For the second picture in my home theater area, both lenses were kind of a fail. Again, the Olympus picture does a good job of showing the relative size of the speakers to the screen, etc, but it just looks bizarre seeing the screen and speakers curved like that.
And the Sigma does a good job of keep the lines straight, but the screen looks tiny and the center speaker look tiny, and the L/R speakers look huge. And since they are canted a bit to aim towards the center of the seating area, the rectilinear lens makes them look oblong.
And for the sake of comparison, I've included a more normal shot showing pretty much how the home theater area appears in person.

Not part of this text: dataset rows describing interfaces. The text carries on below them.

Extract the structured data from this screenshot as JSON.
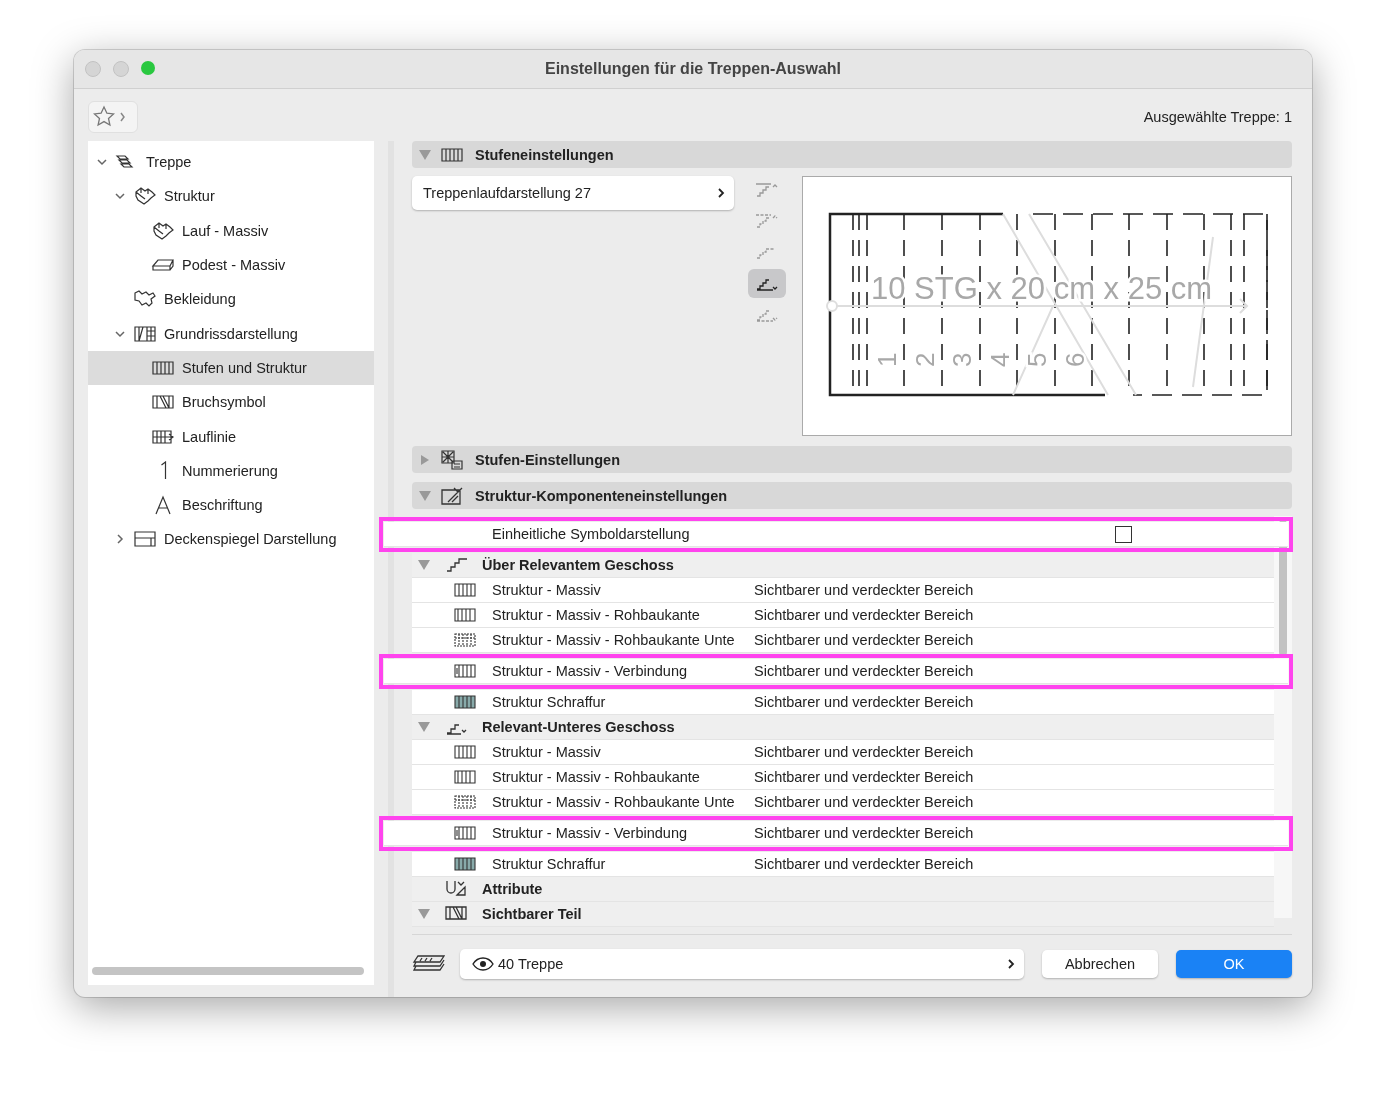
{
  "window": {
    "title": "Einstellungen für die Treppen-Auswahl"
  },
  "toolbar": {
    "selection_info": "Ausgewählte Treppe: 1"
  },
  "tree": [
    {
      "label": "Treppe",
      "expanded": true,
      "selected": false,
      "children": [
        {
          "label": "Struktur",
          "expanded": true,
          "selected": false,
          "children": [
            {
              "label": "Lauf - Massiv",
              "selected": false
            },
            {
              "label": "Podest - Massiv",
              "selected": false
            }
          ]
        },
        {
          "label": "Bekleidung",
          "selected": false
        },
        {
          "label": "Grundrissdarstellung",
          "expanded": true,
          "selected": false,
          "children": [
            {
              "label": "Stufen und Struktur",
              "selected": true
            },
            {
              "label": "Bruchsymbol",
              "selected": false
            },
            {
              "label": "Lauflinie",
              "selected": false
            },
            {
              "label": "Nummerierung",
              "selected": false
            },
            {
              "label": "Beschriftung",
              "selected": false
            }
          ]
        },
        {
          "label": "Deckenspiegel Darstellung",
          "expanded": false,
          "selected": false
        }
      ]
    }
  ],
  "step_settings": {
    "title": "Stufeneinstellungen",
    "expanded": true,
    "preset": "Treppenlaufdarstellung 27",
    "view_buttons": [
      {
        "selected": false
      },
      {
        "selected": false
      },
      {
        "selected": false
      },
      {
        "selected": true
      },
      {
        "selected": false
      }
    ],
    "preview": {
      "label": "10 STG x 20 cm x 25 cm",
      "step_numbers": [
        "1",
        "2",
        "3",
        "4",
        "5",
        "6"
      ]
    }
  },
  "step_details": {
    "title": "Stufen-Einstellungen",
    "expanded": false
  },
  "structure_components": {
    "title": "Struktur-Komponenteneinstellungen",
    "expanded": true,
    "rows": [
      {
        "kind": "option",
        "label": "Einheitliche Symboldarstellung",
        "checked": false,
        "highlighted": true
      },
      {
        "kind": "group",
        "label": "Über Relevantem Geschoss",
        "expanded": true,
        "highlighted": false
      },
      {
        "kind": "item",
        "label": "Struktur - Massiv",
        "value": "Sichtbarer und verdeckter Bereich",
        "highlighted": false
      },
      {
        "kind": "item",
        "label": "Struktur - Massiv - Rohbaukante",
        "value": "Sichtbarer und verdeckter Bereich",
        "highlighted": false
      },
      {
        "kind": "item",
        "label": "Struktur - Massiv - Rohbaukante Unte",
        "value": "Sichtbarer und verdeckter Bereich",
        "highlighted": false
      },
      {
        "kind": "item",
        "label": "Struktur - Massiv - Verbindung",
        "value": "Sichtbarer und verdeckter Bereich",
        "highlighted": true
      },
      {
        "kind": "item",
        "label": "Struktur Schraffur",
        "value": "Sichtbarer und verdeckter Bereich",
        "highlighted": false
      },
      {
        "kind": "group",
        "label": "Relevant-Unteres Geschoss",
        "expanded": true,
        "highlighted": false
      },
      {
        "kind": "item",
        "label": "Struktur - Massiv",
        "value": "Sichtbarer und verdeckter Bereich",
        "highlighted": false
      },
      {
        "kind": "item",
        "label": "Struktur - Massiv - Rohbaukante",
        "value": "Sichtbarer und verdeckter Bereich",
        "highlighted": false
      },
      {
        "kind": "item",
        "label": "Struktur - Massiv - Rohbaukante Unte",
        "value": "Sichtbarer und verdeckter Bereich",
        "highlighted": false
      },
      {
        "kind": "item",
        "label": "Struktur - Massiv - Verbindung",
        "value": "Sichtbarer und verdeckter Bereich",
        "highlighted": true
      },
      {
        "kind": "item",
        "label": "Struktur Schraffur",
        "value": "Sichtbarer und verdeckter Bereich",
        "highlighted": false
      },
      {
        "kind": "group",
        "label": "Attribute",
        "highlighted": false
      },
      {
        "kind": "group",
        "label": "Sichtbarer Teil",
        "expanded": true,
        "highlighted": false
      }
    ]
  },
  "footer": {
    "layer": "40 Treppe",
    "buttons": [
      {
        "label": "Abbrechen",
        "kind": "cancel"
      },
      {
        "label": "OK",
        "kind": "default"
      }
    ]
  }
}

This picture was taken with my Olympus XZ-1 at 30mm equivalent:
So for everybody who has been dying for a comparison of those two lenses, there you go!
I'll finish up with a few pics comparing the physical dimensions of the Pentax K-30 & Sigma 8-16mm combo to the Panasonic GX7 & Olympus 9mm fisheye combo. (These pictures were courtesy of my old Olympus XZ-1 since that's the only other camera I have with a hotshoe!)
It still blows me away how little this thing is! There's been many times when I wanted to take my 8-16mm along, but I just couldn't bring myself bring add a 3rd heavy lens to my normal two-lens kit. Now I'll just be able to slip this little guy into a pocket or something, and forget I even have it with me until I want to use it.